Work request
For each line in the data below that holds "assignee", return a copy.
Given records below:
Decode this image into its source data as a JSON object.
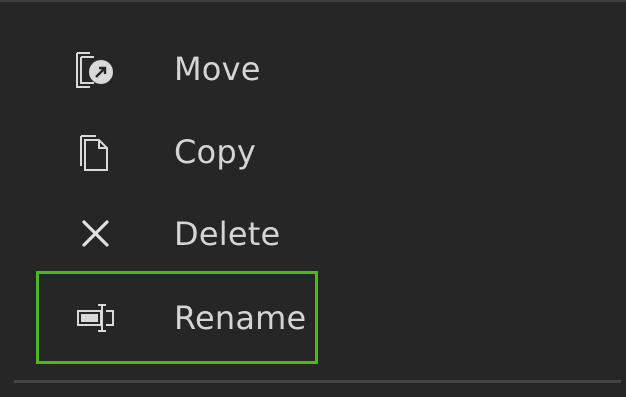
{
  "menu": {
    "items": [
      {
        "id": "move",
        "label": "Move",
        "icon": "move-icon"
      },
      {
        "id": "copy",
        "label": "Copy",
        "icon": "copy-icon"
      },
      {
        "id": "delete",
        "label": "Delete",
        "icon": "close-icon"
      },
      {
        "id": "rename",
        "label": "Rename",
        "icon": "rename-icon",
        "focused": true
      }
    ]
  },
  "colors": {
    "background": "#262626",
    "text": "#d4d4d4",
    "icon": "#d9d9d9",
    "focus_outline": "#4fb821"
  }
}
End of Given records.
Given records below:
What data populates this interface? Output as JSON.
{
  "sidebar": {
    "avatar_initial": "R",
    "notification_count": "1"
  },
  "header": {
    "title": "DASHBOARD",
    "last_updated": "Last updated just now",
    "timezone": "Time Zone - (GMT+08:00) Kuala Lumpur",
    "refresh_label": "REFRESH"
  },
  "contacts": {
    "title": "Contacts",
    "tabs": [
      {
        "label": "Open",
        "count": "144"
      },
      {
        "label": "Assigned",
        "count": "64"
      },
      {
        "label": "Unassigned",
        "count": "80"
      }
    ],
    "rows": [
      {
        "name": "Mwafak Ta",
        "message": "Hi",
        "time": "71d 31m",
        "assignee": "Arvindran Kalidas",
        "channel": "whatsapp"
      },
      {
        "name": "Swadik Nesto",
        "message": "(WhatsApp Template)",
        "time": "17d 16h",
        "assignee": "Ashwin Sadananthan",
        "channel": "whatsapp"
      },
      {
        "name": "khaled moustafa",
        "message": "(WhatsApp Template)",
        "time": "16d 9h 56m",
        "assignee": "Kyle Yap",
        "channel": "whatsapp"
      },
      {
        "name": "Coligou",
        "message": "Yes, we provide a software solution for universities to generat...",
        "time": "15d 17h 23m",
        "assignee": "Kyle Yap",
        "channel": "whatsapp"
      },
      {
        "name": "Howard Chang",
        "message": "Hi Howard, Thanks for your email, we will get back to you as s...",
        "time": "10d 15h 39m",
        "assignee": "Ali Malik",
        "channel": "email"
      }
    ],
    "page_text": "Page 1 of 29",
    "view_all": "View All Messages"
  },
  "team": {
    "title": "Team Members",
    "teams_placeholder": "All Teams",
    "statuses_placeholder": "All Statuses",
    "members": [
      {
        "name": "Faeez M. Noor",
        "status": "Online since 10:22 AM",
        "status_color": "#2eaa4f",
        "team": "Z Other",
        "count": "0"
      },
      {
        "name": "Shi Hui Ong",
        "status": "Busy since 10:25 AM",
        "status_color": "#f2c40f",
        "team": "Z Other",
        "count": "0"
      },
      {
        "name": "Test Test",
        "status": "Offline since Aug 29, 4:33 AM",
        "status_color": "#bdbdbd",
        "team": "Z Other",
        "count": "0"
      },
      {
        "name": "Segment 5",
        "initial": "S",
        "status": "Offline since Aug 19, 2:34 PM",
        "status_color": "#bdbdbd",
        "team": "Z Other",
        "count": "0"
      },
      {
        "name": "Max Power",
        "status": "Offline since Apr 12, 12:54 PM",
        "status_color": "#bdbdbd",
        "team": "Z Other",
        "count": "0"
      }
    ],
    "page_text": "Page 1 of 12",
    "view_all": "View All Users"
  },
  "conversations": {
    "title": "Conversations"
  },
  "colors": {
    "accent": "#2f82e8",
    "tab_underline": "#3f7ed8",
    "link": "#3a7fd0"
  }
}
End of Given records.
Answer space
        "assignee": "Arvindran Kalidas",
        "assignee": "Ashwin Sadananthan",
        "assignee": "Kyle Yap",
        "assignee": "Kyle Yap",
        "assignee": "Ali Malik",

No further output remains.